At that time however, the Company was facing a difficult time and his mind was occupied more with the present and worried about the future. Then the unthinkable happened and he was gone.
In spite of her great personal loss, Mrs Pelham continued with the support that Bob had provided me with and introduced me to a close family friend in Dorset, Michael Stannard who helped greatly with preparing the initial draft manuscript and additional information that would not have been available from factory employees and newspaper articles alone. Incidentally, it was Mrs Pelham who came up with the title: “PELPOP – The Story of Pelham Puppets”
Above: My first illustration in 1980 for the proposed cover of the book.
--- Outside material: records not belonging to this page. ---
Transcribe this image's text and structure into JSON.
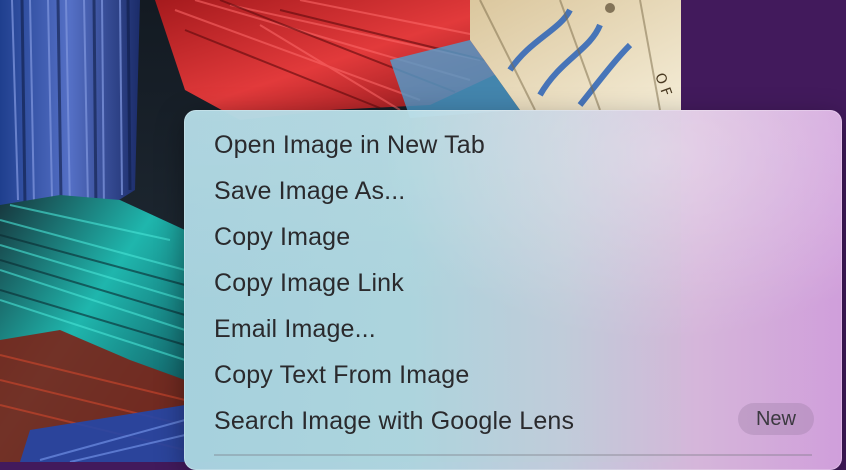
{
  "background": {
    "color": "#421a5c",
    "photo_description_icon": "paint-brushes-photo"
  },
  "context_menu": {
    "items": [
      {
        "label": "Open Image in New Tab"
      },
      {
        "label": "Save Image As..."
      },
      {
        "label": "Copy Image"
      },
      {
        "label": "Copy Image Link"
      },
      {
        "label": "Email Image..."
      },
      {
        "label": "Copy Text From Image"
      },
      {
        "label": "Search Image with Google Lens",
        "badge": "New"
      }
    ]
  }
}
Although I kept in touch with Ann Pelham and occasionally came across new and additional information about Pelham Puppets during these years, my notes and manuscript were shelved until 1995 when, with renewed interest being shown in Pelham Puppets, especially by collectors, I dug out my notes and resumed my research and writing beginning with the publication of my quarterly magazine, “Yours Puppetually” in 1996.
COLLECTING PELHAM PUPPETS
“Yours Puppetually” – a magazine for collectors served as the initial platform for getting the Story about Pelham Puppets “out there.” Up until then, there was very little or no information about Pelham Puppets to be found anywhere. (Although I had started to serialise the story in PELPUP NEWS between 1986 and 1987 when I was producing the Club magazine for the new owner of the Company.)
The magazine title was taken from the way Bob Pelham signed off his letters to ‘PELPUPS’ – members of the PELPUP CLUB – and in the instruction leaflets. It was the publication of the new magazines over a three year period that led to the publication of my first book, Collecting Pelham Puppets which was published by a local printer in 1999.
This publication aimed to provide an overall view of Pelham Puppets in general and only featured a synopsis of the Pelham story and concentrated on including as many photographs of the different types of puppets produced over the years.
As a result of the book and magazines, I began to receive invitations to present public talks in libraries and at other events. So I decide to build an exhibition that I could take to various venues to help illustrate the Pelham Puppets story.
It started rather small with its first appearance at Marlborough Town Hall just across the road from Victoria House, to mark the 50th Anniversary of Pelham Puppets in September 1997. Since then it has developed considerably and I have since presented the talk and Exhibition at many puppet festivals, events and locations around the country as well as several TV appearances in the late 1980s and early 1990’s.